Careless use of social media has consequences

Social media has become part of our day to day lives and millions of South Africans spend a large amount of time on these platforms. While social media can be used effectively for business and has many positive uses, using social media carelessly in the employment context may have far-reaching consequences.

Many South Africans are familiar with their right to freedom of expression and know that this right is protected in terms of our Constitution, however what many do not know is that there is a limitation to this right. The right to freedom of expression is expressly limited to exclude “advocacy of hatred”, and further in terms of the Constitution’s own limitation clause, this right needs to be balanced against other factors such as human dignity, equality, and freedom. Contrary to popular belief, South Africans do not have the right to say whatever idea pops up in their head and then assert their right to freedom of expression.

For the purposes of this article we shift our attention to the employment relationship in particular. After all, a person who is not responsible to anyone and only concerns themselves with their own reputation can take risks with the statements they make on social media without attracting some form of penalty. This is, of course, different in the employment context, where making an unacceptable statement online about your employer may very well lead to serious disciplinary action being taken, in line with that specific employer’s policy on social media usage. 

The duty of good faith that an employee has to their employer is a well-known principle in the employment relationship. It is such a well-known principle that it does not even need to be expressly stated in the employment contract, and it further follows that should an employee violate this general duty of good faith, discipline will follow.

An employee that goes on a social media platform and that bad mouths their employer, their clients or any other stakeholders could easily be seen as an employee that has violated the general duty of good faith they owe to their employer.

In Dewoonarain v Prestige Car Sales (Pty) Ltd t/a Hyundai Ladysmith (2014) [MIBC] an employee posted a racist comment about their employer on social media. The employer considered the remark made by the employee to be directed at them because its directors and many of its employees are Indian. The employee was charged with bringing the company name into disrepute in that the employee posted derogatory remarks on a Facebook page. The employee challenged the procedural fairness of her dismissal, claiming that she was not provided with an explanation as to what was meant by the phrase “bringing the company’s name into disrepute” and was also not permitted to provide submissions in mitigation. The employee also argued that her post was protected due to her constitutional right to freedom of expression. 

The employee’s reliance on her right to freedom of expression failed as the arbitrator pointed out that the right is not absolute and went on to state that, “making unjustifiable and irresponsible remarks on social media had … the potential for harm to the business” of the employer”. Where the employer faulted, however, was in not following its own internal procedure which permitted employees to submit mitigating factors during the enquiry. The employer did not grant the employee this chance and in light of this, the arbitrator found the dismissal was substantially fair but procedurally unfair.

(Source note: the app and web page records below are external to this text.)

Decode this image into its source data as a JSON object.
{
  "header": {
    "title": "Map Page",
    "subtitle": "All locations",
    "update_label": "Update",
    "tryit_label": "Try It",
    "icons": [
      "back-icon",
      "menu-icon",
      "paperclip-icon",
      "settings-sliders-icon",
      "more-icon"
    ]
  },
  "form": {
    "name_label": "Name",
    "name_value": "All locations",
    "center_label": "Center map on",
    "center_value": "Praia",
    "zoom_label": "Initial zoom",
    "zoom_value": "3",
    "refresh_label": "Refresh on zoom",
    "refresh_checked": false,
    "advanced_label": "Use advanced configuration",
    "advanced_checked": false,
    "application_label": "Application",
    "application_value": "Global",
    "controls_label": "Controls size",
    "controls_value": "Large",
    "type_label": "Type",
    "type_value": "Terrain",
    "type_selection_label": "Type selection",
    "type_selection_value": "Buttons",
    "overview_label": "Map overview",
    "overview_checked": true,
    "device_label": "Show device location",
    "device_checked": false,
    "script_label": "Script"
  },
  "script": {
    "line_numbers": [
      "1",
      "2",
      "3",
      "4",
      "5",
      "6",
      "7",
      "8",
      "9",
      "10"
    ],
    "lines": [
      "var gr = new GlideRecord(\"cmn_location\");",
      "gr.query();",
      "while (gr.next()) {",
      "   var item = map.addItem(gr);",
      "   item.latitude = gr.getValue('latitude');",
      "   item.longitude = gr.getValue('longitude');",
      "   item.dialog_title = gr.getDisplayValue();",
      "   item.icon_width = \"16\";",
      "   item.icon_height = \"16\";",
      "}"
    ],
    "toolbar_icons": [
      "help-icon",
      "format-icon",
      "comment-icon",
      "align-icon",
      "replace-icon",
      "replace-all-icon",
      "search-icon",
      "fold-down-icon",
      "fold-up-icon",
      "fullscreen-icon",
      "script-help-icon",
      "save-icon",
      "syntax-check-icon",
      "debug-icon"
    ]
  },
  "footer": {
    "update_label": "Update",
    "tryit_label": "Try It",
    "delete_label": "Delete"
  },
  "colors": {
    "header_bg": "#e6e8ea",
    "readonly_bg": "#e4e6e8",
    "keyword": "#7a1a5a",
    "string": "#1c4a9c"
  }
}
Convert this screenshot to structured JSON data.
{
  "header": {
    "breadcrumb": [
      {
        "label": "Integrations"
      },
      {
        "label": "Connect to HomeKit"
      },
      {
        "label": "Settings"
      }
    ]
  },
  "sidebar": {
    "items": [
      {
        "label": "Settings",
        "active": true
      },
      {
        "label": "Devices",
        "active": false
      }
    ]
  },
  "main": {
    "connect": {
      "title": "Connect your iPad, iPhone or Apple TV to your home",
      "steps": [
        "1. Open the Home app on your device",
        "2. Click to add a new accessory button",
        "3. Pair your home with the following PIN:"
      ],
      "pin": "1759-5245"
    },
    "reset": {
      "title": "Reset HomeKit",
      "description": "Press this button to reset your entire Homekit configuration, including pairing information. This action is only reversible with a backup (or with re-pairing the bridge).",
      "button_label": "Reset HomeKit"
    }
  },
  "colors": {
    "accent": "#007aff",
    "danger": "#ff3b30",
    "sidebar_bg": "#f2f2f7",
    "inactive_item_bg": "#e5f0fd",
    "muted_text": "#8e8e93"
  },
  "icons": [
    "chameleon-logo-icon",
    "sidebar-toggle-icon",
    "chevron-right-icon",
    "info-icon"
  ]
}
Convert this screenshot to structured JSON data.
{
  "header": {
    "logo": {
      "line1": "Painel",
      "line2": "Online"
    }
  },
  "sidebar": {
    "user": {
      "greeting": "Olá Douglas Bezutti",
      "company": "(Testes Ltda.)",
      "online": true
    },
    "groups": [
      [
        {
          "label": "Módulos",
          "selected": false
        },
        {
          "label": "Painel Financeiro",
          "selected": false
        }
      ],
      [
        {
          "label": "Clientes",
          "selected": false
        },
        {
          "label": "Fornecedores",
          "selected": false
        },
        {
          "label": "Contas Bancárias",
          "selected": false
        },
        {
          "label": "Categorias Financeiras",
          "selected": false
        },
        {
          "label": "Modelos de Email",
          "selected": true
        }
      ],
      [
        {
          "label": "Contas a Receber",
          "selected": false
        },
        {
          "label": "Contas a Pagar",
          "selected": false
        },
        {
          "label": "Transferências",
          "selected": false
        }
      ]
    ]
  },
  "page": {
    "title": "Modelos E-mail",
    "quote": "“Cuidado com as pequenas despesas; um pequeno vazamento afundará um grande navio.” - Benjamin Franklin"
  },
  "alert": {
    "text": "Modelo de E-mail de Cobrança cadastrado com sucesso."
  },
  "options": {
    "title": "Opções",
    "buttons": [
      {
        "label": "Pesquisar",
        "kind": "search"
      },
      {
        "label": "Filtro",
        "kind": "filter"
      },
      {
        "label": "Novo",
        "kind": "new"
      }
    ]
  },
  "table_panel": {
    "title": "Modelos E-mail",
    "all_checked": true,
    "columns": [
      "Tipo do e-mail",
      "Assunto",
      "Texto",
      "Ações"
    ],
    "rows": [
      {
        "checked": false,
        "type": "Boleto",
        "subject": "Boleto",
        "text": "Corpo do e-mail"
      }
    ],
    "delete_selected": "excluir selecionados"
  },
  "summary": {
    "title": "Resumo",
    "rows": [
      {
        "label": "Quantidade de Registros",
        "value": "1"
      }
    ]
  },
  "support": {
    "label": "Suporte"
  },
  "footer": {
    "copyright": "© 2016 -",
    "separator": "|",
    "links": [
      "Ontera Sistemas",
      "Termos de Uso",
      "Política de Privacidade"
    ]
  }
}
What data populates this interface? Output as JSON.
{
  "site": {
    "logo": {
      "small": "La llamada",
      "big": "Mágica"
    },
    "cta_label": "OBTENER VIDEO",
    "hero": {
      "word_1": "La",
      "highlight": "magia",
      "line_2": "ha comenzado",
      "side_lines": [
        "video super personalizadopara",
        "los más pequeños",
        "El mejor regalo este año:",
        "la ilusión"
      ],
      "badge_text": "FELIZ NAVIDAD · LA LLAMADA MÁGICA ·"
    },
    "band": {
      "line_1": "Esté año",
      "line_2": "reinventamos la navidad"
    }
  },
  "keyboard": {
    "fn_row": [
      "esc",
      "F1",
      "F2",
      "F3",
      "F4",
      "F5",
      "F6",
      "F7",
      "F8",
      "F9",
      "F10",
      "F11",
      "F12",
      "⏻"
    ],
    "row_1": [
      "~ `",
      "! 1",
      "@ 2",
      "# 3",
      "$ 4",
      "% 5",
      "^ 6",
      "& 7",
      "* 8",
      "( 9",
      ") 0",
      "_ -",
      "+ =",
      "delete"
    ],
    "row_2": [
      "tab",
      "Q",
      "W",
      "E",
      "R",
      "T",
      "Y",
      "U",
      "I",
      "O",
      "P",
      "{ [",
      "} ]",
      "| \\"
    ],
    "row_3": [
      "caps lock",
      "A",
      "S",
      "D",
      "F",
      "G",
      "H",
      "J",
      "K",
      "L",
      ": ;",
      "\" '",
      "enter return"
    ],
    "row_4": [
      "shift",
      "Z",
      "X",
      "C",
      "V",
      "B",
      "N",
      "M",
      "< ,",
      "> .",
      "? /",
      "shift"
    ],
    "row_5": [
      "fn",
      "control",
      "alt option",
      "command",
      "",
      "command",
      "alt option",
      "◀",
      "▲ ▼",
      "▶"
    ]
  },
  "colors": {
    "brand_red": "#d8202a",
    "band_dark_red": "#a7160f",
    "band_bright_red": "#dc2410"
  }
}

In National Union of Metalworkers of South Africa obo Zulu v GUD Holdings (Pty) Ltd (2015) 24 DRC an employee posted “In this company, employees are taken for granted. I wish I could bomb and burn the Company including management.” The employee was subsequently issued a notice to attend a disciplinary inquiry and then dismissed for charges relating to gross misconduct.  The employee then challenged the fairness of the dismissal at the bargaining council’s dispute resolution centre and claimed that the post should not be taken literally and that the post did not reflect something that he would do as he had no access to a bomb. The employee further argued that he thought that the post would only be read by his friends as “it just came out of the blue without me thinking about it” and he did not realise that the comment would be perceived as a threat.

The Commissioner presiding over the matter found that the employee’s defence for his actions – that he did not think before posting – was improbable and the more probable interpretation was that the employee felt so strongly about the issue that if he had the means, he would “burn and bomb” the employer. The Commissioner therefore upheld the dismissal.

Both of the above matters relate to dismissals that occurred for conduct on social media relating to the employment of the transgressor. Can an employee then be dismissed for conduct on social media even if the remark is not related to their employment?

There are no reported Labour Court judgments in South Africa which deal with the dismissals related to online misconduct outside the workplace. Our courts are likely to look to the precedent set by the courts in the UK and the decisions by the UK courts will set the trend on how our courts deal with this new but rapidly advancing issue. According to many of the UK judgments relating to social media misconduct, the courts have held that it is not necessary to prove actual damage to the reputation of the company, but that it will be sufficient to show that certain remarks have the potential to cause reputational damage to the employer.

To conclude, almost every employee of the company becomes a brand ambassador for the company as they in some way or another display their association with the company on a public forum. For instance, employees who update their Facebook or LinkedIn profiles to indicate their employment with the company, are much the same as employees who deal directly with customers and the public as outlined in the course and scope of their employment. 

It is recommended that employer’s implement social media policies which deal with all eventualities relating to online behaviour of their employees and that further ensures the protection of the company’s reputation. In addition, employers are advised to exercise caution when taking steps to discipline employees for social media misconduct. The charges against the accused employee should be expertly formulated.

Do not hesitate to contact Invictus on 0861 737 263 should you require assistance with disciplinary inquiries or the drafting of your workplace policies and procedures.